Condoms (cont.)

When Should a Man Use a Condom?

Take caution when opening the wrapper to avoid tearing the condom with your teeth, fingernails or rings. Gently pinch the air out of the tip of the condom before putting it on. The condom is rolled over the erect penis before sexual activity begins. If the condom does not have a built-in nipple, leave about 1/2-inch of the condom free at the tip of the penis so that semen has a place to collect.

A new condom must be used each time you have sex. The condom must be in place before the penis gets near the vagina. If you use lubricants with a condom, be sure to only use water-based lubricants, such as K-Y Jelly. Oil-based lubricants, such as Vaseline, massage oils and body lotions can cause condoms to leak or break. Certain vaginal medications used to treat yeast infections can also weaken condoms.

Initially it was felt that condoms lubricated with spermicidal agents offered more protection against STDs. Newer studies show that frequent use of condoms containing spermicides offers no additional protection and it may actually increase the risk of a href="/script/main/art.asp?articlekey=263">HIV and other STDs by irritating the vagina and penis. Spermicidal products do however remain useful in pregnancy prevention.

How Is the Male Condom Used?

Take caution when opening the wrapper to avoid tearing the condom with your teeth, fingernails or rings. Gently pinch the air out of the tip of the condom before putting it on. The condom is rolled over the erect penis before sexual activity begins. If the condom does not have a built-in nipple, leave about 1/2-inch of the condom free at the tip of the penis so that semen has a place to collect.

A new condom must be used each time you have sex. The condom must be in place before the penis gets near the vagina. If you use lubricants with a condom, be sure to only use water-based lubricants, such as K-Y Jelly. Oil-based lubricants, such as Vaseline, massage oils and body lotions can cause condoms to leak or break. Certain vaginal medications used to treat yeast infections can also weaken condoms.

Initially it was felt that condoms lubricated with spermicidal agents offered more protection against STDs. Newer studies show that frequent use of condoms containing spermicides offers no additional protection and it may actually increase the risk of HIV and other STDs by irritating the vagina and penis. Spermicidal products do however remain useful in pregnancy prevention.

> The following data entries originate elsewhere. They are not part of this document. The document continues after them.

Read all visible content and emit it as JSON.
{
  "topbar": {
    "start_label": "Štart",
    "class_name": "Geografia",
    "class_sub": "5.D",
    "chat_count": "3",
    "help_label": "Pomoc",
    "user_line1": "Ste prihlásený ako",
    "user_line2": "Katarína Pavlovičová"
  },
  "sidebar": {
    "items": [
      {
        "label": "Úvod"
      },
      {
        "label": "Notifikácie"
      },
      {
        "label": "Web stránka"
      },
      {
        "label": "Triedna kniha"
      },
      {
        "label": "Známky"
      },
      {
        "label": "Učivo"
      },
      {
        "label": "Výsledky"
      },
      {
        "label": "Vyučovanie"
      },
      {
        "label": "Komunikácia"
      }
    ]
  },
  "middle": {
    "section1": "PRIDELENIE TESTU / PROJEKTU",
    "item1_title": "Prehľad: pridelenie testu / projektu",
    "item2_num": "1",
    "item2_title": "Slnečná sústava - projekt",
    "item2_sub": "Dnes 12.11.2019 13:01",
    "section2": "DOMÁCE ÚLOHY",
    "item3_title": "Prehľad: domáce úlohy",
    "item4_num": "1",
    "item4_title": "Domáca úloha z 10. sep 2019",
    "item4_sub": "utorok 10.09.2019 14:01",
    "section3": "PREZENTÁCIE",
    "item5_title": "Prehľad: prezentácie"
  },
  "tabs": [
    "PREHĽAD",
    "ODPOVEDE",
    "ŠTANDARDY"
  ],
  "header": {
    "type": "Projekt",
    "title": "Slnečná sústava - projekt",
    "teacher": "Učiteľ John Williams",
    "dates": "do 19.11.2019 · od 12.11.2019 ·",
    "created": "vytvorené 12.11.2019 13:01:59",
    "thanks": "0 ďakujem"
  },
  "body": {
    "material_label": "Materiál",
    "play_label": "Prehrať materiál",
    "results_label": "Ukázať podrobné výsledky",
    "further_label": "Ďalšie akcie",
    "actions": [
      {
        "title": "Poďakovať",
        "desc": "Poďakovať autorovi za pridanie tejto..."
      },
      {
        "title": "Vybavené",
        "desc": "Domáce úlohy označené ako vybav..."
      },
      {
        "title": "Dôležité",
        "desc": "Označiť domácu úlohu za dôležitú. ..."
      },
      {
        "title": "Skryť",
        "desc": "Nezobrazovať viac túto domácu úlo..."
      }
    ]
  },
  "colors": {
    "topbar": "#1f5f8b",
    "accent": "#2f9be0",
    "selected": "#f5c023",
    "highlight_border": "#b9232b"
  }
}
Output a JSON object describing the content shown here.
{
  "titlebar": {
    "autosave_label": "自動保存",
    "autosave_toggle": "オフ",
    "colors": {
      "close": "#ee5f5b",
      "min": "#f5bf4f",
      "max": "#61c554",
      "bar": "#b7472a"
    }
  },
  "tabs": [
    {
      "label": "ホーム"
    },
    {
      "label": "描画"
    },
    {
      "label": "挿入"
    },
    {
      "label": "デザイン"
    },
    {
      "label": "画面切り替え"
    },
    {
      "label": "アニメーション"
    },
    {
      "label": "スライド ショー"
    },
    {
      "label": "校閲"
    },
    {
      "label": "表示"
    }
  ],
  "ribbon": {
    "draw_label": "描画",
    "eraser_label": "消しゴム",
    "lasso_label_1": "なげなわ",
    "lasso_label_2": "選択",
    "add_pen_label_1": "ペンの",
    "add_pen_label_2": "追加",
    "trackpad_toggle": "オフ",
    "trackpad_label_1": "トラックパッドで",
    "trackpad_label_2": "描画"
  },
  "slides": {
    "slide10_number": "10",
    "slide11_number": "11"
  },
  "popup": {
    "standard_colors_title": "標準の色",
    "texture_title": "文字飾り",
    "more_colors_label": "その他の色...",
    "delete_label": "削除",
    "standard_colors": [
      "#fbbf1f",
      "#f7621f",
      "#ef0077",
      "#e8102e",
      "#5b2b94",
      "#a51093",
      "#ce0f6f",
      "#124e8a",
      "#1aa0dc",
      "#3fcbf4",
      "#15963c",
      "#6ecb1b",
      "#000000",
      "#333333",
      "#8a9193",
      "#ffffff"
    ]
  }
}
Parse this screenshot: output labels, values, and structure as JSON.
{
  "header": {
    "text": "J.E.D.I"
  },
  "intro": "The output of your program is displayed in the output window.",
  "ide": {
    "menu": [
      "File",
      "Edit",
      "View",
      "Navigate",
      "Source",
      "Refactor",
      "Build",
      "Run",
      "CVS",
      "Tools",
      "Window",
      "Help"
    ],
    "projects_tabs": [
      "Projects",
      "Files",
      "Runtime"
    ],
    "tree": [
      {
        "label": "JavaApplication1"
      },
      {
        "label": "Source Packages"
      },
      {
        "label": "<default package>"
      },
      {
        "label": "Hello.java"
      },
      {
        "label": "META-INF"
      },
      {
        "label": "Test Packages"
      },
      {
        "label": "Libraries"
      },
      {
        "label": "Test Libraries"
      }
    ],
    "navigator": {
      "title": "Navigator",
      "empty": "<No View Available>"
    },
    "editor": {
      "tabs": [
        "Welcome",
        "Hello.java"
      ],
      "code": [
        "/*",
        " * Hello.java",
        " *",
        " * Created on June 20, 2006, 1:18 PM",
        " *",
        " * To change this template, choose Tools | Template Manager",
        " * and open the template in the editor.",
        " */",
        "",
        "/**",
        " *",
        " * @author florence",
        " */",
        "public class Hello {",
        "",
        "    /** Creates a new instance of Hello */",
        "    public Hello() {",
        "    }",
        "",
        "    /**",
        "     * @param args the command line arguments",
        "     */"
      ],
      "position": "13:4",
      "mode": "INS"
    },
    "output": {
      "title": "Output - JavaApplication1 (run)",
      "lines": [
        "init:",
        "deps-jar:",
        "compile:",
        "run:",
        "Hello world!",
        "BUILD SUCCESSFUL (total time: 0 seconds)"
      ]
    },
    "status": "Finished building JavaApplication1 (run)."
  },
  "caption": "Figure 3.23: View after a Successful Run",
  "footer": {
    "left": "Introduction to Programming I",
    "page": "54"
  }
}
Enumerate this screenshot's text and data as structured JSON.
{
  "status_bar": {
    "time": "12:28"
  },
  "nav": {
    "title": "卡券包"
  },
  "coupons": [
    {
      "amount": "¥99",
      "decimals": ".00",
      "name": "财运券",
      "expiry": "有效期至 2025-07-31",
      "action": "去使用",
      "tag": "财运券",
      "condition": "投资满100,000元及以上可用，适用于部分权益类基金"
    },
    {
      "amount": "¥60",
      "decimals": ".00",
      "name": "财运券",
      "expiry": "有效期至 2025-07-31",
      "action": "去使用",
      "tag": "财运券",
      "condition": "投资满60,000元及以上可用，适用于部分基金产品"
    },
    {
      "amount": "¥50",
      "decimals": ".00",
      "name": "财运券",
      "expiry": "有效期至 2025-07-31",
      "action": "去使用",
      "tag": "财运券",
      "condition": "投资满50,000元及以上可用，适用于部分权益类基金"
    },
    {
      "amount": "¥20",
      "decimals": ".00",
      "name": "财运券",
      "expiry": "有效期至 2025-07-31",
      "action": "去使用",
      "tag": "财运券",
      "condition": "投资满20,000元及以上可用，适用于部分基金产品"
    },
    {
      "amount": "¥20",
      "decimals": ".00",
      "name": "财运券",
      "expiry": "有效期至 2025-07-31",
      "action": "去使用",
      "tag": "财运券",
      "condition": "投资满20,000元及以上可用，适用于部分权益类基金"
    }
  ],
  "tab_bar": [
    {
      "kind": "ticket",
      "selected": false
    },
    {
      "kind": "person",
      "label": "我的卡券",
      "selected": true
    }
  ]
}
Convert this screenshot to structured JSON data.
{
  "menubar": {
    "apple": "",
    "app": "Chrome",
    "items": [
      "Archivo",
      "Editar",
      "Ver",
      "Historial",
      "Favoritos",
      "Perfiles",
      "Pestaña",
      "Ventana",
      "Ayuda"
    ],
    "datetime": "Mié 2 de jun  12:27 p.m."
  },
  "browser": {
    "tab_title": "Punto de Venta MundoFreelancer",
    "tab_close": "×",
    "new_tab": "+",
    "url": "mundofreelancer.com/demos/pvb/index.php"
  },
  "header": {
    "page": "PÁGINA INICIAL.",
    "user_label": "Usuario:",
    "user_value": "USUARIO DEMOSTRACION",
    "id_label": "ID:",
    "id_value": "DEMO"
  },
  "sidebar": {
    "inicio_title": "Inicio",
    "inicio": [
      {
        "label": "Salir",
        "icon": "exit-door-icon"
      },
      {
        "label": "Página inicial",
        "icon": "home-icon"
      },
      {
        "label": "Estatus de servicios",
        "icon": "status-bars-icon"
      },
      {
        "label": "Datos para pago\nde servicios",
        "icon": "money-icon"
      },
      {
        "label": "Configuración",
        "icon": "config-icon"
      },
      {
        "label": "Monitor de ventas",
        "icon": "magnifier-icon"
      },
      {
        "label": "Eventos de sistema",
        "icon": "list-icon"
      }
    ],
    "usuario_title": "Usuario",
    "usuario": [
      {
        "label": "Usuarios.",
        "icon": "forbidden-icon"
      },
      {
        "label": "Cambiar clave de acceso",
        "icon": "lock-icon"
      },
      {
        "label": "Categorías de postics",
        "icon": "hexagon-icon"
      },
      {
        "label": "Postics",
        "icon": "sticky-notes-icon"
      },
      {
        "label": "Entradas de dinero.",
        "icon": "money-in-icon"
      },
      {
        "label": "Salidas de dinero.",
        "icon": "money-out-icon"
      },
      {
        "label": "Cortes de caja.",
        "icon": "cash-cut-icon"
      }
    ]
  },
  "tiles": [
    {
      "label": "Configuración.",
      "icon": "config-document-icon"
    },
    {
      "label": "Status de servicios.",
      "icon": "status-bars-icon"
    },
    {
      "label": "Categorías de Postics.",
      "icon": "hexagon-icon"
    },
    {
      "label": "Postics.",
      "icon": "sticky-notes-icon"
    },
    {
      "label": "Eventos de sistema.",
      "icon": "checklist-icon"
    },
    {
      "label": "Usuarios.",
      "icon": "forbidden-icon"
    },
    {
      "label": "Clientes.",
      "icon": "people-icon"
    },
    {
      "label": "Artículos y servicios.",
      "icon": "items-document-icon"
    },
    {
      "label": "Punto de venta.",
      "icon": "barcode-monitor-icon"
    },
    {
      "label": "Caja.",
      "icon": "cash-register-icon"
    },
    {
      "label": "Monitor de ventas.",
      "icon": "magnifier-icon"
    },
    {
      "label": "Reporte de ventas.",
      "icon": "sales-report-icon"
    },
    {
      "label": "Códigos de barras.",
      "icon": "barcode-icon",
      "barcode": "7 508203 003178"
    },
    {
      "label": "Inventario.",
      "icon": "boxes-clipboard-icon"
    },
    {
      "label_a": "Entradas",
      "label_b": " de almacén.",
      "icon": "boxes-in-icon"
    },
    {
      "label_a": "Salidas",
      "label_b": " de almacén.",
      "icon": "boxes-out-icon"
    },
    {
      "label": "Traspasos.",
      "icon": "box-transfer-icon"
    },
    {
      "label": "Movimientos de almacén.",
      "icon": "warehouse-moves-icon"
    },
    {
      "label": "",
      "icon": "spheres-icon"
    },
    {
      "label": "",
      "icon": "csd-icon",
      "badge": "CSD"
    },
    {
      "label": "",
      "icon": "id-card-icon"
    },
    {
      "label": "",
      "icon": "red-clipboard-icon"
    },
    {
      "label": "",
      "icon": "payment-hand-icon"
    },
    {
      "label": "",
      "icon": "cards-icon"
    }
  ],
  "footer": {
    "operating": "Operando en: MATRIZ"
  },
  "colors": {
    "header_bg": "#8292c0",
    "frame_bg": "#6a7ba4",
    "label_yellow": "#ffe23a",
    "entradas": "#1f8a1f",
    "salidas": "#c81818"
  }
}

© 2005-2014 WebMD, LLC. All rights reserved.
Source article on WebMD



STAY INFORMED

Get the Latest health and medical information delivered direct to your inbox!